In game theory, the war of attrition is a dynamic timing game in which players choose a time to stop, and fundamentally trade off the strategic gains from outlasting other players and the real costs expended with the passage of time. Its precise opposite is the pre-emption game, in which players elect a time to stop, and fundamentally trade off the strategic costs from outlasting other players and the real gains occasioned by the passage of time. The model was originally formulated by John Maynard Smith; a mixed evolutionarily stable strategy (ESS) was determined by Bishop & Cannings. An example is an all-pay auction, in which the prize goes to the player with the highest bid and each player pays the loser's low bid.

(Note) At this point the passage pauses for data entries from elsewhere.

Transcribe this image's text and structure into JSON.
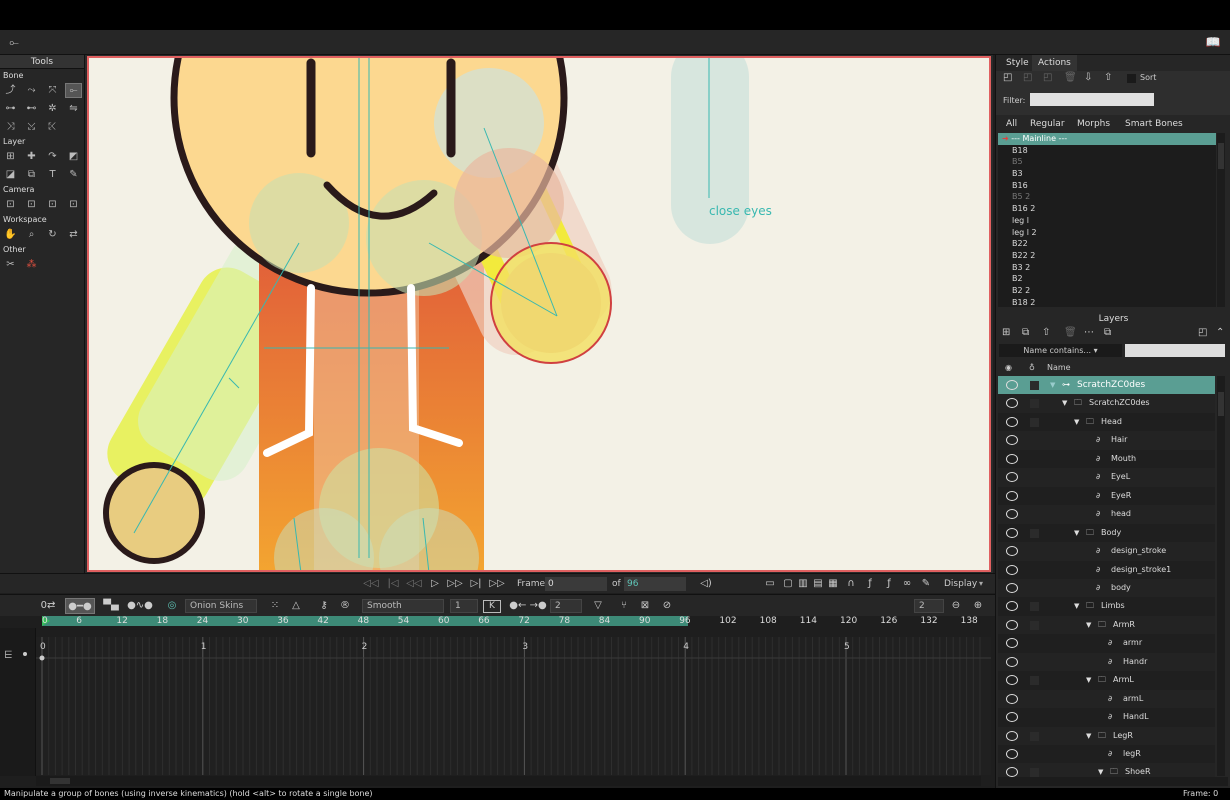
{
  "status_bar": {
    "message": "Manipulate a group of bones (using inverse kinematics) (hold <alt> to rotate a single bone)",
    "frame_readout": "Frame: 0"
  },
  "tools": {
    "title": "Tools",
    "sections": [
      "Bone",
      "Layer",
      "Camera",
      "Workspace",
      "Other"
    ]
  },
  "canvas": {
    "annotation": "close eyes"
  },
  "playbar": {
    "frame_label": "Frame",
    "frame_value": "0",
    "of_label": "of",
    "end_frame": "96",
    "display_label": "Display"
  },
  "timeline_tools": {
    "onion_skins": "Onion Skins",
    "interpolation": "Smooth",
    "keys_value": "1",
    "steps_value": "2",
    "zoom_value": "2"
  },
  "ruler": {
    "ticks": [
      "0",
      "6",
      "12",
      "18",
      "24",
      "30",
      "36",
      "42",
      "48",
      "54",
      "60",
      "66",
      "72",
      "78",
      "84",
      "90",
      "96",
      "102",
      "108",
      "114",
      "120",
      "126",
      "132",
      "138"
    ]
  },
  "timeline": {
    "seconds": [
      "0",
      "1",
      "2",
      "3",
      "4",
      "5"
    ]
  },
  "right_panel": {
    "tabs": [
      "Style",
      "Actions"
    ],
    "sort_label": "Sort",
    "filter_label": "Filter:",
    "subtabs": [
      "All",
      "Regular",
      "Morphs",
      "Smart Bones"
    ],
    "mainline": "--- Mainline ---",
    "bones": [
      {
        "name": "B18",
        "dim": false
      },
      {
        "name": "B5",
        "dim": true
      },
      {
        "name": "B3",
        "dim": false
      },
      {
        "name": "B16",
        "dim": false
      },
      {
        "name": "B5 2",
        "dim": true
      },
      {
        "name": "B16 2",
        "dim": false
      },
      {
        "name": "leg l",
        "dim": false
      },
      {
        "name": "leg l 2",
        "dim": false
      },
      {
        "name": "B22",
        "dim": false
      },
      {
        "name": "B22 2",
        "dim": false
      },
      {
        "name": "B3 2",
        "dim": false
      },
      {
        "name": "B2",
        "dim": false
      },
      {
        "name": "B2 2",
        "dim": false
      },
      {
        "name": "B18 2",
        "dim": false
      }
    ],
    "layers_title": "Layers",
    "name_filter": "Name contains...",
    "name_col": "Name",
    "layers": [
      {
        "name": "ScratchZC0des",
        "indent": 0,
        "type": "bone",
        "selected": true,
        "arrow": true
      },
      {
        "name": "ScratchZC0des",
        "indent": 1,
        "type": "folder",
        "arrow": true
      },
      {
        "name": "Head",
        "indent": 2,
        "type": "folder",
        "arrow": true
      },
      {
        "name": "Hair",
        "indent": 3,
        "type": "vector"
      },
      {
        "name": "Mouth",
        "indent": 3,
        "type": "vector"
      },
      {
        "name": "EyeL",
        "indent": 3,
        "type": "vector"
      },
      {
        "name": "EyeR",
        "indent": 3,
        "type": "vector"
      },
      {
        "name": "head",
        "indent": 3,
        "type": "vector"
      },
      {
        "name": "Body",
        "indent": 2,
        "type": "folder",
        "arrow": true
      },
      {
        "name": "design_stroke",
        "indent": 3,
        "type": "vector"
      },
      {
        "name": "design_stroke1",
        "indent": 3,
        "type": "vector"
      },
      {
        "name": "body",
        "indent": 3,
        "type": "vector"
      },
      {
        "name": "Limbs",
        "indent": 2,
        "type": "folder",
        "arrow": true
      },
      {
        "name": "ArmR",
        "indent": 3,
        "type": "folder",
        "arrow": true
      },
      {
        "name": "armr",
        "indent": 4,
        "type": "vector"
      },
      {
        "name": "Handr",
        "indent": 4,
        "type": "vector"
      },
      {
        "name": "ArmL",
        "indent": 3,
        "type": "folder",
        "arrow": true
      },
      {
        "name": "armL",
        "indent": 4,
        "type": "vector"
      },
      {
        "name": "HandL",
        "indent": 4,
        "type": "vector"
      },
      {
        "name": "LegR",
        "indent": 3,
        "type": "folder",
        "arrow": true
      },
      {
        "name": "legR",
        "indent": 4,
        "type": "vector"
      },
      {
        "name": "ShoeR",
        "indent": 4,
        "type": "folder",
        "arrow": true
      }
    ]
  }
}
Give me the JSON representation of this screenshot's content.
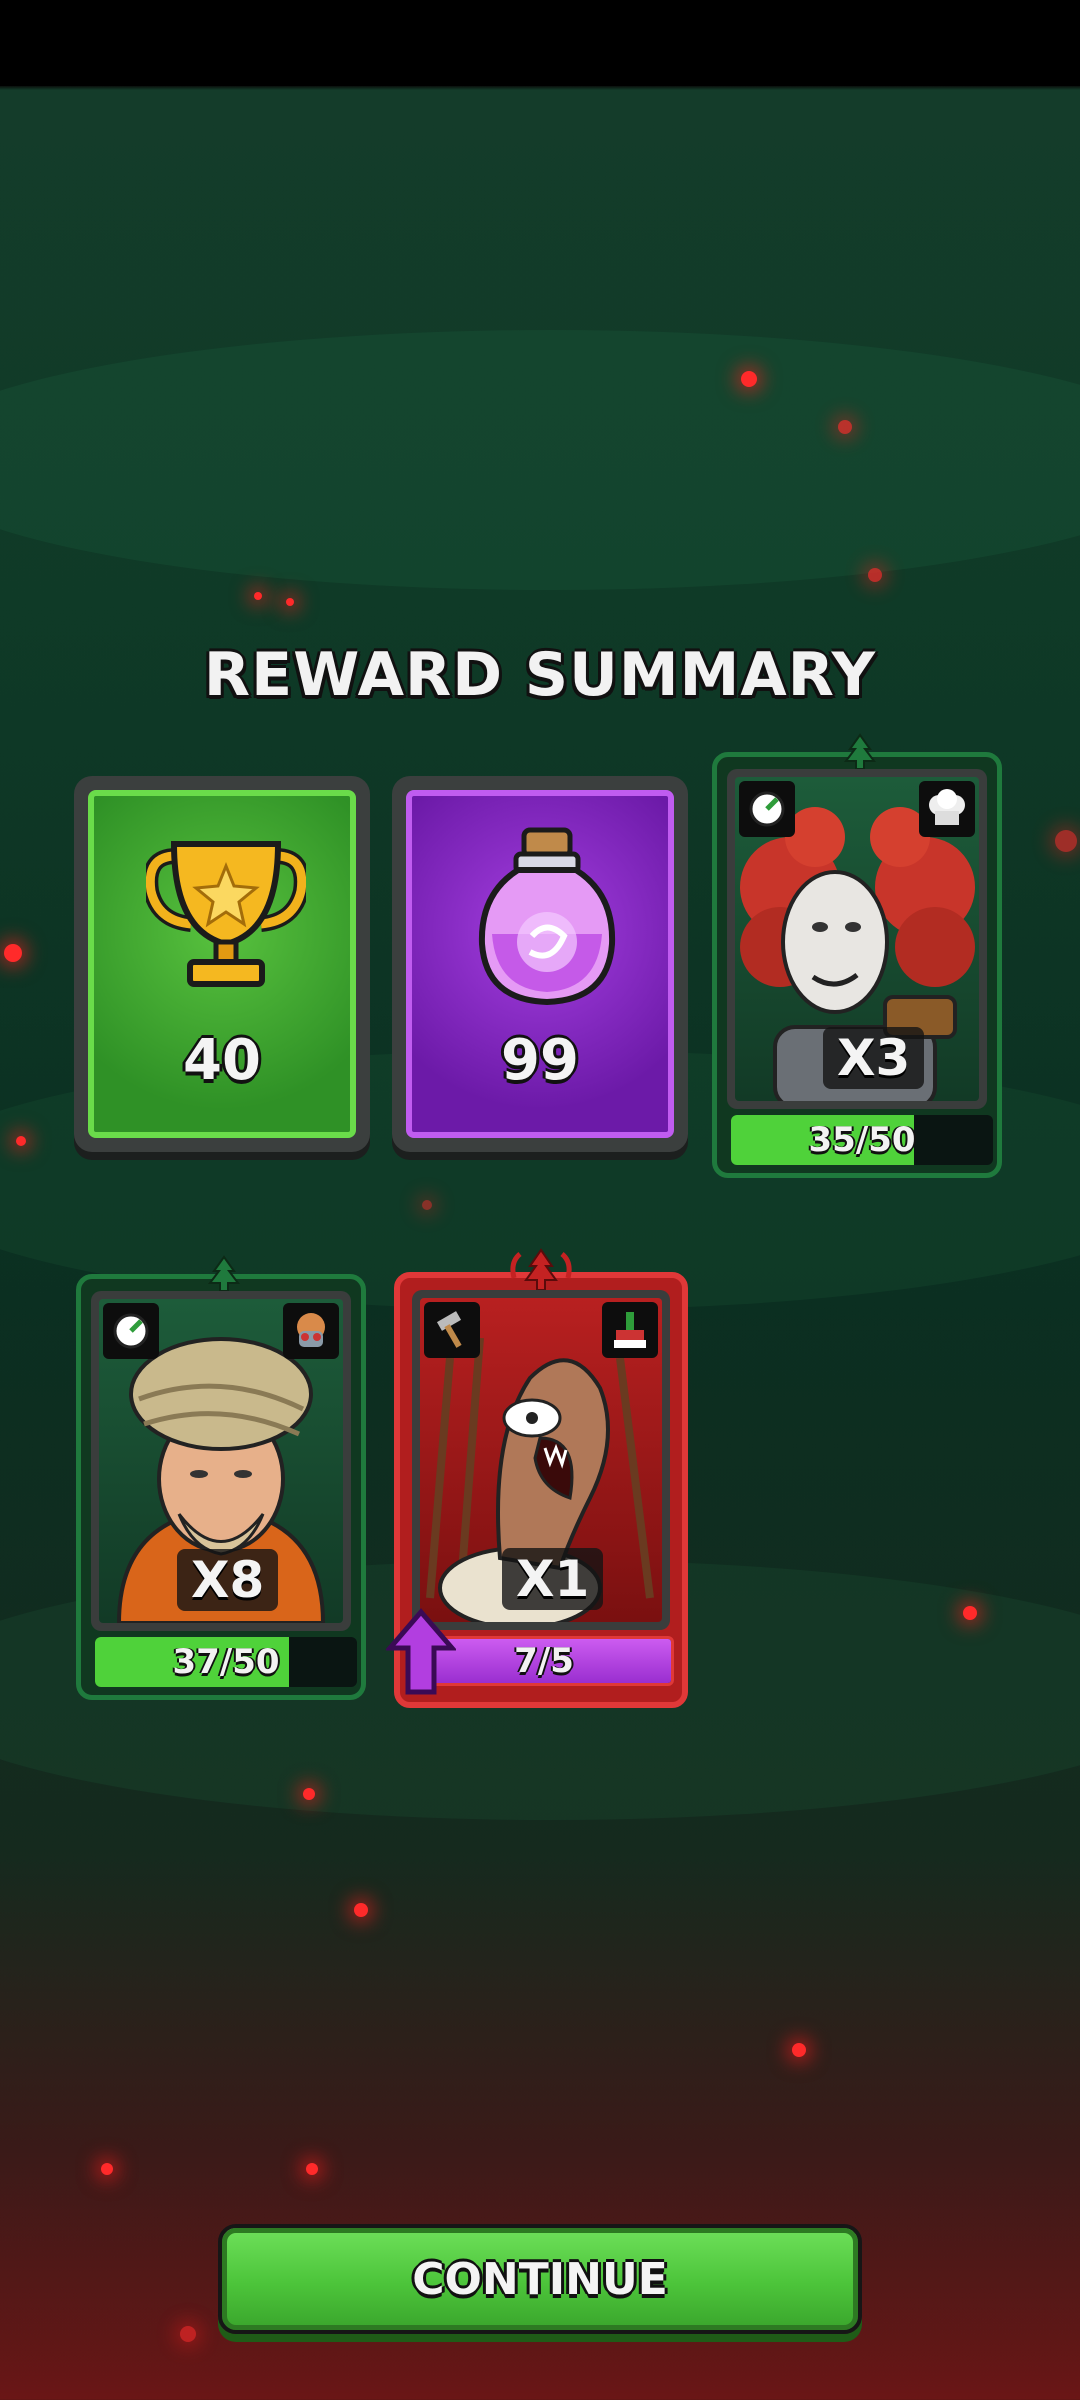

Democracy is a government simulation game that was first developed by Positech Games in 2005, with a sequel released in December 2007 and a third game in 2013. The player plays as if they are the president or prime minister of a democratic government. The player must introduce and alter policies in seven areas – tax, economy, welfare, foreign policy, transport, law and order and public services. Each policy has an effect on the happiness of various voter groups, as well as affecting factors such as crime and air quality. The player has to deal with "situations", which are typically problems such as petrol protests or homelessness, and also has to make decisions on dilemmas that arise each turn.
Star Trek: The Kobayashi Alternative was a Star Trek themed computer software game by American studio Micromosaics, designed for the Apple II Plus, Apple IIe, and Apple IIc. The game was also available for the Commodore 64, Macintosh and IBM PC. This text adventure was first published in 1985 by Simon & Schuster. The player assumes the role of Admiral James T. Kirk. As Kirk, the player commands the actions of the Enterprise crew, as well as the Enterprise itself. The game was expansive and ambitious, but also very buggy.